I received my Ph.D. in computer science in 2012 from the University of British Columbia in Vancouver. After this, I won a Marie Curie postdoctoral fellowship for two years of research in Europe (Inria in France and CWI in the Netherlands). In 2014, I returned to the Evolutionary Biology Lab (LBBE) in Lyon, France, for another two years, and from 2016 to 2019, I was a postdoctoral fellow in the Experimental Algorithmics Lab (algolab.eu) in Milan, Italy. In 2019, I was a visiting assistant professor at Fairfield University in Connecticut, and in 2020, I joined Georgia State University as an assistant professor.

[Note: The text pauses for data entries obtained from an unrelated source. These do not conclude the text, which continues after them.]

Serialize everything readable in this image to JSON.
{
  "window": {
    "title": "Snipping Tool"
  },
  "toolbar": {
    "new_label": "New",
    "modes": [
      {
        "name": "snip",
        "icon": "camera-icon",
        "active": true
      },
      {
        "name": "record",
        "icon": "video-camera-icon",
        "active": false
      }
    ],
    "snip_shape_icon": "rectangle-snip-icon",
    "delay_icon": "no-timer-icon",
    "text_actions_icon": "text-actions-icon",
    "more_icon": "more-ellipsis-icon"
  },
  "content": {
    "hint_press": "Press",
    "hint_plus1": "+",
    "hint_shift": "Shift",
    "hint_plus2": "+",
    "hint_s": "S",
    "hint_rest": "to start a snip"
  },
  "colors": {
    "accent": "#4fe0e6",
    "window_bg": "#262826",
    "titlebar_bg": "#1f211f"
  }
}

My research focuses on algorithmic approaches to the latest bioinformatics challenges, often resulting in usable software tools and scalable data analysis pipelines. Most of my research has some connection to evolutionary biology, where the goal is to either (a) build an evolutionary tree on a set of objects or (b) study the dynamics of objects, given such an evolutionary tree. An example of (a) would be studying a set of diversified cancer cells from a single-cell sequencing experiment on a tumor, which can provide insight into how the tumor has progressed from the initial "driver" mutation(s) to the present heterogeneous state. Examples of (b) would be analyzing the co-occurrence of genes among related species (which can be used to infer ancestral gene orders) or the correlated evolution of proteins (which can be used to build ancestral metabolic networks). Both provide insight into the interplay among pathogens, their hosts, and the ecosystem of the given time period and geographical location. Other projects I work on involve the analysis of long-read DNA sequencing data for assembling (or phasing) haplotypes, which sheds light on factors such as compound heterozygosity for determining human susceptibility to certain disorders. What is interesting is that the haplotype assembly of cancer cells in (a) and the pathogens (e.g., viruses, which can have a hundred haplotypes) of (b) can be an added source of information for these studies as well.